Oil Steadies After Refinery Data Spurs Biggest Gain in 8 Weeksby
U.S. refineries bolstered operating rates a second week: EIA
Nation's crude producers increased output by 0.2% last week
Oil steadied after its biggest rally in eight weeks in New York as the focus shifted from rising U.S. refinery demand to the prospects for a U.S. interest rate gain this year.
Futures edged 0.3 percent higher after surging 6.3 percent yesterday. U.S. refiners boosted operating rates last week, according to an Energy Information Administration report Wednesday. Odds the Federal Reserve will move on rates at their next meeting jumped to 50 percent from around 32 percent a week ago, based on futures prices, after officials signaled they’re prepared to tighten. Data showed American economic growth slowed last quarter.
"The oil market is being held back by macroeconomics," Phil Flynn, senior market analyst at the Price Futures Group in Chicago, said by phone. "We rose strongly on the refinery utilization number yesterday and the outlook for rising crude demand.

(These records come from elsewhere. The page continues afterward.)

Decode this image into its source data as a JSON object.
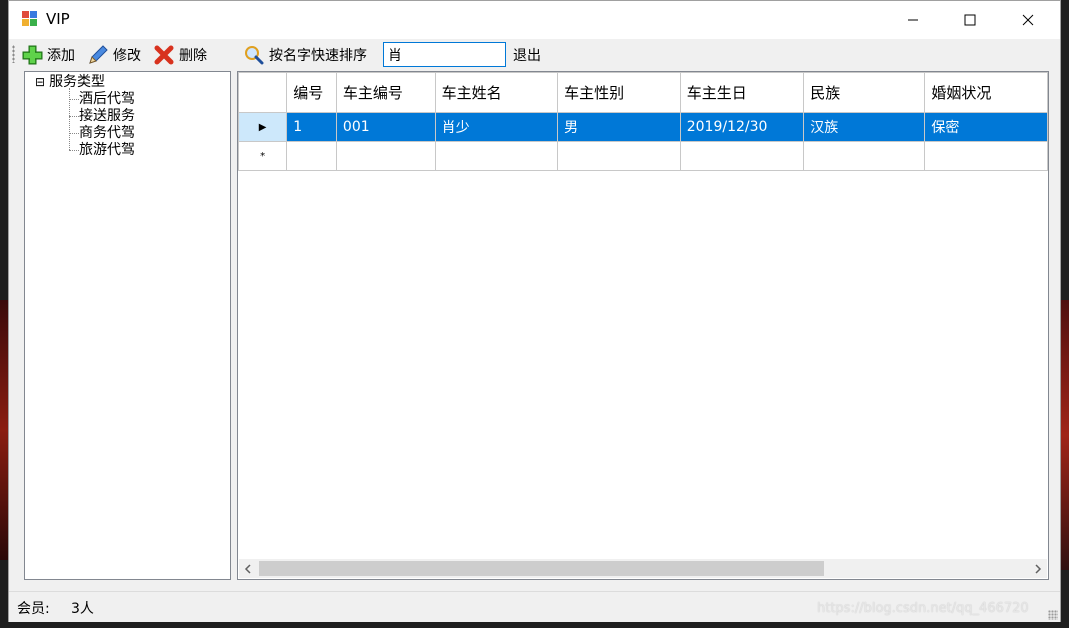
{
  "window": {
    "title": "VIP"
  },
  "toolbar": {
    "add_label": "添加",
    "edit_label": "修改",
    "delete_label": "删除",
    "sort_label": "按名字快速排序",
    "search_value": "肖",
    "exit_label": "退出"
  },
  "tree": {
    "root_toggle": "⊟",
    "root": "服务类型",
    "children": [
      "酒后代驾",
      "接送服务",
      "商务代驾",
      "旅游代驾"
    ]
  },
  "grid": {
    "columns": [
      "编号",
      "车主编号",
      "车主姓名",
      "车主性别",
      "车主生日",
      "民族",
      "婚姻状况"
    ],
    "rows": [
      {
        "indicator": "▶",
        "cells": [
          "1",
          "001",
          "肖少",
          "男",
          "2019/12/30",
          "汉族",
          "保密"
        ]
      }
    ],
    "new_row_indicator": "*"
  },
  "status": {
    "label": "会员:",
    "value": "3人"
  },
  "watermark": "https://blog.csdn.net/qq_466720"
}
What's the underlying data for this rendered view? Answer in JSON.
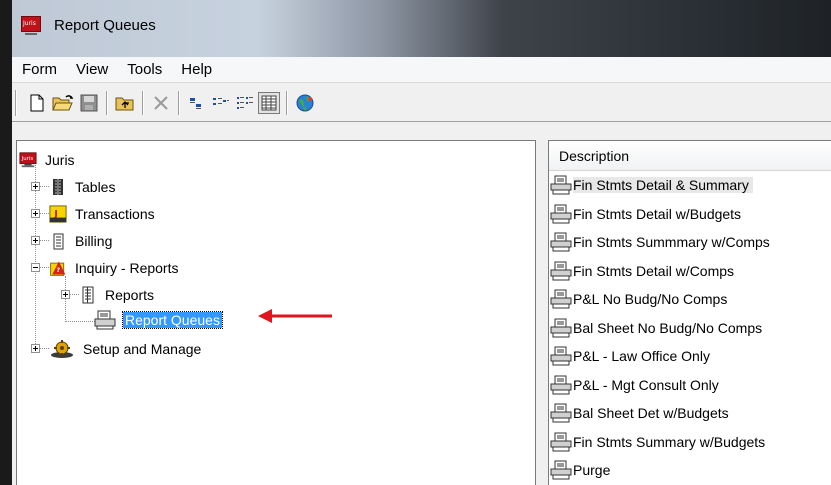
{
  "window": {
    "title": "Report Queues",
    "app_icon_text": "Juris"
  },
  "menu": [
    "Form",
    "View",
    "Tools",
    "Help"
  ],
  "toolbar": {
    "buttons": [
      "new-icon",
      "open-icon",
      "save-icon",
      "up-folder-icon",
      "delete-icon",
      "large-icons-icon",
      "small-icons-icon",
      "list-icon",
      "details-icon",
      "web-icon"
    ],
    "pressed": "details-icon"
  },
  "tree": {
    "root": "Juris",
    "items": [
      "Tables",
      "Transactions",
      "Billing",
      "Inquiry - Reports",
      "Reports",
      "Report Queues",
      "Setup and Manage"
    ],
    "selected": "Report Queues"
  },
  "list": {
    "header": "Description",
    "rows": [
      "Fin Stmts Detail & Summary",
      "Fin Stmts Detail w/Budgets",
      "Fin Stmts Summmary w/Comps",
      "Fin Stmts Detail w/Comps",
      "P&L No Budg/No Comps",
      "Bal Sheet No Budg/No Comps",
      "P&L - Law Office Only",
      "P&L  - Mgt Consult Only",
      "Bal Sheet Det w/Budgets",
      "Fin Stmts Summary w/Budgets",
      "Purge"
    ]
  },
  "colors": {
    "selection": "#3399ff",
    "annotation_arrow": "#e0141c"
  }
}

That couldn’t be maintained when the disappointing GDP number sent stocks lower."
Oil failed to sustain a gain above $50 a barrel earlier this month as the global glut showed little sign of easing any time soon. U.S. crude stockpiles are more than 100 million barrels above the five-year seasonal average, EIA data show. The Organization of Petroleum Exporting Countries continues to pump above its quota and the International Energy Agency estimates the surplus will remain until at least the middle of 2016.

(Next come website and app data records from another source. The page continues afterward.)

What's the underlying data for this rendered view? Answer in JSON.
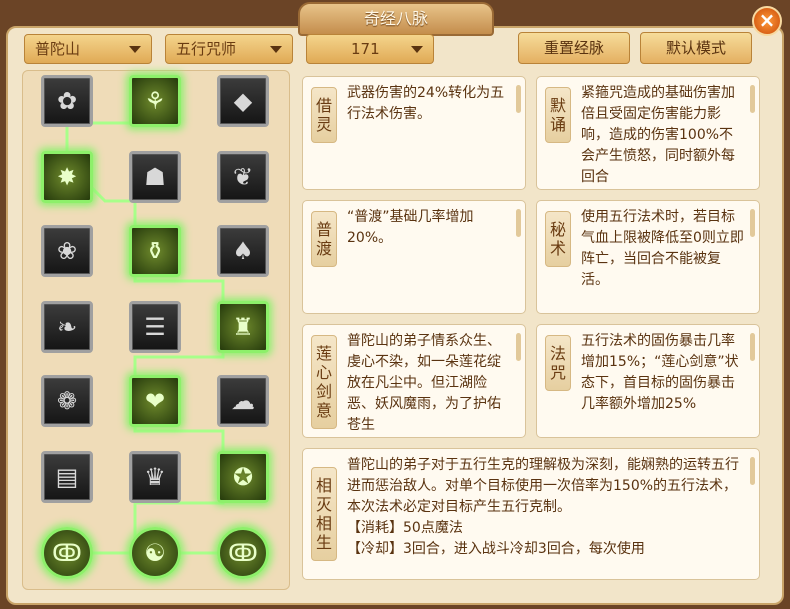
{
  "window": {
    "title": "奇经八脉",
    "close_label": "×"
  },
  "dropdowns": [
    {
      "value": "普陀山"
    },
    {
      "value": "五行咒师"
    },
    {
      "value": "171"
    }
  ],
  "buttons": {
    "reset": "重置经脉",
    "default_mode": "默认模式"
  },
  "nodes": [
    {
      "icon": "lotus-icon",
      "glyph": "✿",
      "active": false
    },
    {
      "icon": "vines-icon",
      "glyph": "⚘",
      "active": true
    },
    {
      "icon": "crystal-icon",
      "glyph": "◆",
      "active": false
    },
    {
      "icon": "burst-icon",
      "glyph": "✸",
      "active": true
    },
    {
      "icon": "bell-icon",
      "glyph": "☗",
      "active": false
    },
    {
      "icon": "flame-lotus-icon",
      "glyph": "❦",
      "active": false
    },
    {
      "icon": "flower-hand-icon",
      "glyph": "❀",
      "active": false
    },
    {
      "icon": "vase-icon",
      "glyph": "⚱",
      "active": true
    },
    {
      "icon": "mallet-icon",
      "glyph": "♠",
      "active": false
    },
    {
      "icon": "bird-icon",
      "glyph": "❧",
      "active": false
    },
    {
      "icon": "bamboo-icon",
      "glyph": "☰",
      "active": false
    },
    {
      "icon": "pagoda-icon",
      "glyph": "♜",
      "active": true
    },
    {
      "icon": "sprout-icon",
      "glyph": "❁",
      "active": false
    },
    {
      "icon": "heart-fish-icon",
      "glyph": "❤",
      "active": true
    },
    {
      "icon": "wave-icon",
      "glyph": "☁",
      "active": false
    },
    {
      "icon": "book-icon",
      "glyph": "▤",
      "active": false
    },
    {
      "icon": "crown-icon",
      "glyph": "♛",
      "active": false
    },
    {
      "icon": "pentagram-icon",
      "glyph": "✪",
      "active": true
    },
    {
      "icon": "spiral-icon",
      "glyph": "ↂ",
      "active": true
    },
    {
      "icon": "yinyang-icon",
      "glyph": "☯",
      "active": true
    },
    {
      "icon": "spiral-icon",
      "glyph": "ↂ",
      "active": true
    }
  ],
  "cards": [
    {
      "name": "借\n灵",
      "text": "武器伤害的24%转化为五行法术伤害。"
    },
    {
      "name": "默\n诵",
      "text": "紧箍咒造成的基础伤害加倍且受固定伤害能力影响，造成的伤害100%不会产生愤怒，同时额外每回合"
    },
    {
      "name": "普\n渡",
      "text": "“普渡”基础几率增加20%。"
    },
    {
      "name": "秘\n术",
      "text": "使用五行法术时，若目标气血上限被降低至0则立即阵亡，当回合不能被复活。"
    },
    {
      "name": "莲\n心\n剑\n意",
      "text": "普陀山的弟子情系众生、虔心不染，如一朵莲花绽放在凡尘中。但江湖险恶、妖风魔雨，为了护佑苍生"
    },
    {
      "name": "法\n咒",
      "text": "五行法术的固伤暴击几率增加15%；“莲心剑意”状态下，首目标的固伤暴击几率额外增加25%"
    },
    {
      "name": "相\n灭\n相\n生",
      "text": "普陀山的弟子对于五行生克的理解极为深刻，能娴熟的运转五行进而惩治敌人。对单个目标使用一次倍率为150%的五行法术，本次法术必定对目标产生五行克制。\n【消耗】50点魔法\n【冷却】3回合，进入战斗冷却3回合，每次使用"
    }
  ]
}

West Texas Intermediate for December delivery increased 12 cents to close at $46.06 a barrel on the New York Mercantile Exchange. It’s the highest close since Oct. 16. The contract gained $2.74 on Wednesday, the most since Aug. 31. The volume of all futures traded was 3.2 percent above the 100-day average at 2:56 p.m.
Brent for December settlement dropped 25 cents, or 0.5 percent, to end the session at $48.80 a barrel on the London-based ICE Futures Europe exchange. The European benchmark crude closed at a $2.74 premium to WTI.
"We’re seeing a bit of a hangover after yesterday’s huge move," Stephen Schork, president of the Schork Group Inc. in Villanova, Pennsylvania, said by phone. "Demand for crude is going to pick up because refineries are finishing maintenance."
U.S. refineries operated at 87.6 percent of capacity after processing rates increased for a second week, the EIA said. U.S. plants typically slow during September and October to perform maintenance during a low fuel-demand period.
Crude inventories increased by 3.38 million barrels through Oct. 23, expanding for a fifth week in the longest run of gains since April. Production grew by 16,000 barrels a day to 9.11 million.
"I still believe we’re in a slow motion crash even after yesterday’s big gain," Rob Haworth, a senior investment strategist in Seattle at U.S. Bank Wealth Management, which oversees $128 billion of assets, said by phone. "We continue to push up against the supply and demand fundamentals." Those fundamentals will need to shift before oil will trade in a higher range, he said.
Commerce Department data Thursday showed American gross domestic product expanded at a slower pace in the third quarter, growing at a 1.5 percent annual rate, in line with the 1.6 percent median forecast of economists surveyed by Bloomberg. GDP expanded 2.4 percent in 2014.
Royal Dutch Shell Plc posted its biggest net loss in more than a decade on Thursday after halting some operations and lowering its oil-price expectations, resulting in a $7.89 billion charge. Eni SpA said it would reduce capital spending by 17 percent this year as it reported a quarterly loss.
Shell, which is buying BG Group Plc in the industry’s largest deal this year, reported a third-quarter net loss of $7.42 billion, compared with a profit of $4.46 billion a year earlier. Eni, Italy’s largest oil producer, reported an adjusted net loss of 257 million euros ($282 million) for the period.